As the end of the year approaches things are not winding up for me but becoming rather more hectic. Apologies once more for the lateness of this newsletter, which had to be put aside while I paid my first visit to Melbourne in 10 months and got through some pressured work to deadline. Time is an intractable problem when you’re a one-man-band.
I’m getting a couple of weeks’ respite from the art column over the Christmas period although I’ve got other things to keep me busy. The final column for the year looks at the work of Marion Mahony Griffin at the Museum of Sydney – a prodigiously talented artist, architect and designer who is finally getting some recognition, after spending decades playing second fiddle to her husband, Walter Burley Griffin. The MoS survey is not as comprehensive or as seamless as one might wish, partly because of COVID-19, one suspects, but there’s still enough to get an impression of a powerful creative personality.
Speaking of personalities this week’s film is Crock of Gold: A Few Rounds with Shane MacGowan – Julien Temple’s portrait of the former frontman for the Pogues, now a shambolic ruin, after a life of wild indulgence. The documentary remains more of a celebration than a cautionary tale. It investigates MacGowan’s passionate attachment to all things Irish, and reminds us that the Pogues must have been the most hard-working and hard-drinking band of all time. Born from the unlikely marriage of punk rock and Irish folk music, there was a character to their music that has never been duplicated.

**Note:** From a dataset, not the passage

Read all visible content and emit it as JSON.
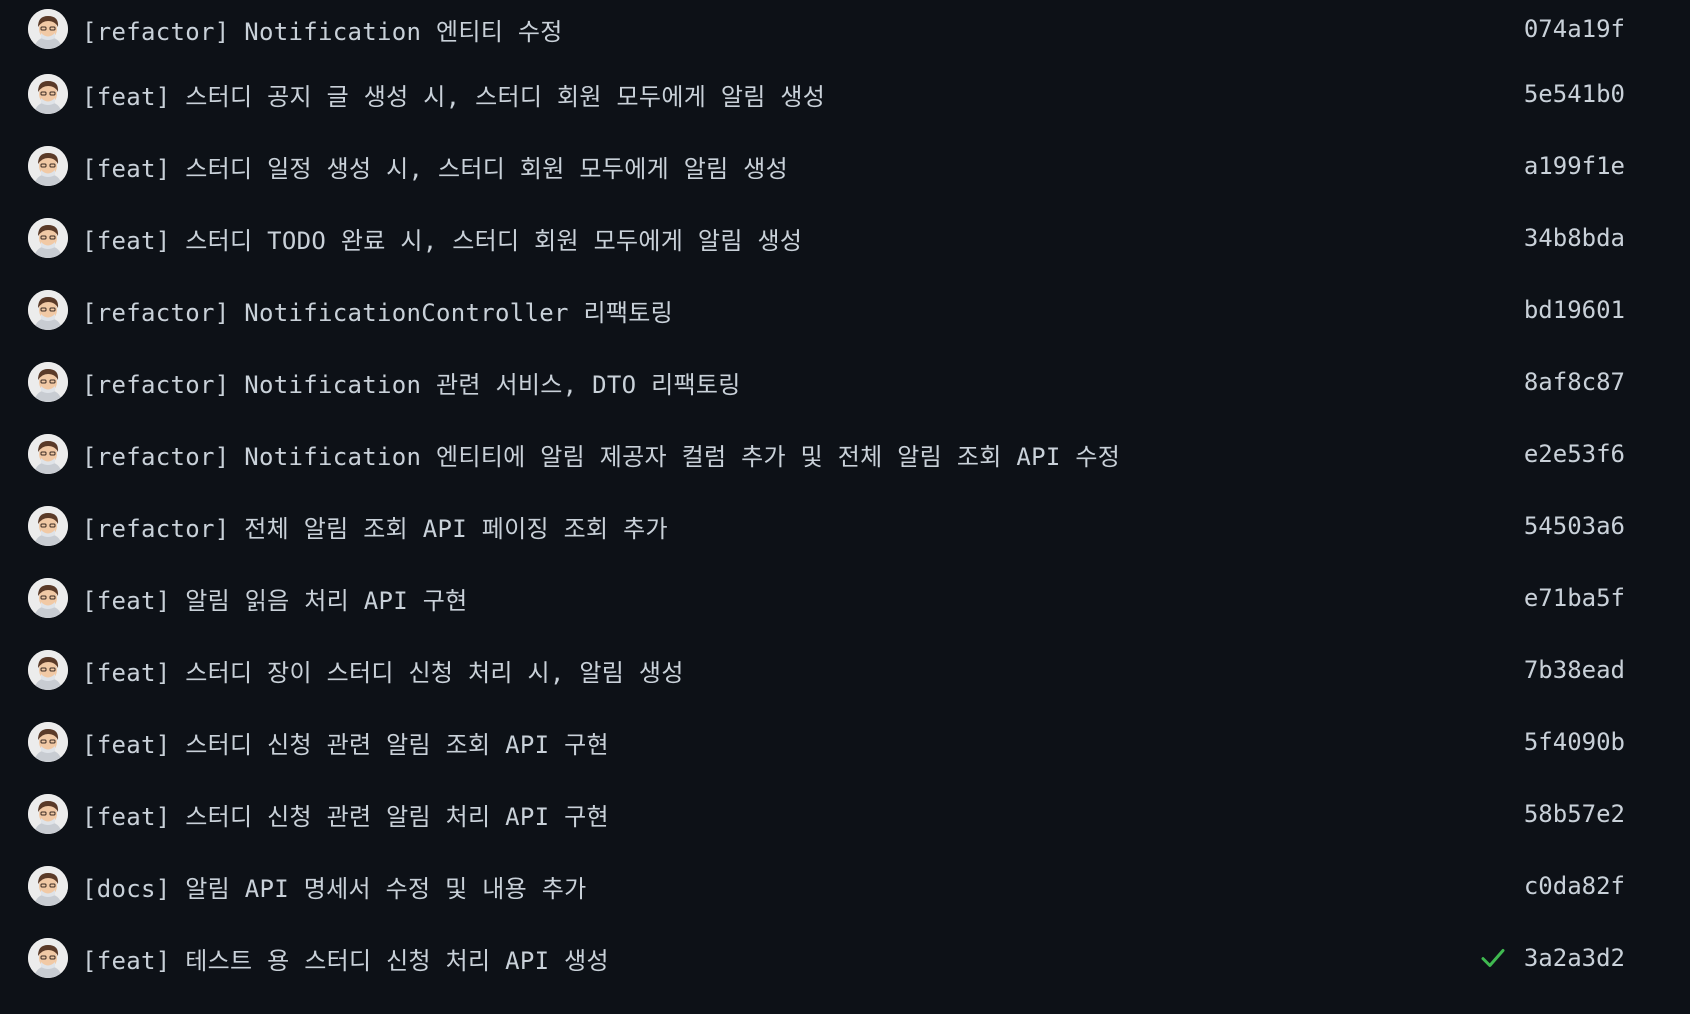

As a talking point this week I was surprised to learn that Brian Kennedy, the former director of the National Gallery of Australia, is leaving his current post as director of the Peabody Essex Museum in Salem after 18 months. The announcement was immediate, and the sole reason given was “a personnel issue”. One can only wonder what happened and imagine that more will come out over time. With his directorship in Toledo and then the move to Salem it looked as if Brian had got his act together in America, but that assessment may have to be revised. Maybe Julien Temple should make a documentary about him. Crock of….
The other art news item that leapt out at me was that the Royal Academy in London is hosting an exhibition called Tracey Emin/Edvard Munch: The Loneliness of the Soul. The chief stimulus for this seems to have been Emin’s diagnosis and subsequent treatment for bladder cancer – a fate one wouldn’t wish on anybody. This kind of illness is no joke but there’s something so obscene about pairing Emin with Edvard Munch that it makes me feel as if we have really, finally, lost all sense of value in art.
The Edvard Munch retrospective, which I saw (twice) in Olso, in 2013, was one of the great experiences of my gallery-going life. To get a handle on Munch it’s worth reading Sue Prideaux’s 2005 biography, or watching Peter Watkins’s magisterial doc-drama of 1974, but there’s no denying the psychological agony that characterised his life and work. When I lived in London I was amazed by a frivolous piece written by Andrew Graham-Dixon in The Independent, in which he sneered at a Munch exhibition, joking that in The Scream, the ghostly figure was really howling with laughter. I thought at the time the English just don’t get Munch – they’re embarrassed by the rawness of the work, by the exposure of so much pent-up emotion.
Now we find that Munch has a British admirer in Tracey Emin, the most successful talentless narcissist in the contemporary art firmament. Emin’s entire career is based on advertising her own victimhood and her own perceived miseries. The art world has lapped it up. And yet it takes very little before she starts talking about the problems of being so rich and famous. She boasts about her sponsorships and flash gigs like her professorship of drawing at the Royal Academy. She complains about people who don’t understand her work, and on and on. For “don’t understand” read “don’t like”, as there’s very little to understand. It’s a long way from Edvard Munch’s lonely existence in Norway, as he retreated from the world and concentrated on his late, underrated paintings.
Everything Emin does is staged in the full light of publicity – even her bladder cancer, and the terrible operation she endured – yet another reason to present herself as one of life’s victims. Take away the PR and there is little substance: almost-blank canvases with figures loosely scrawled in paint, teensy-weensy sculptures, words in neon that sound like Céline Dion song titles. The sentiment is shallow and cliched, the hype is monumental. Watching artists, critics and curators falling over themselves to praise Emin’s drawings is like watching people in the grip of a collective hallucination. To accept this work one has to take Emin at her own estimate – as a genius whose every mark is laden with deep emotion. But try as I might, all I see is deep banality.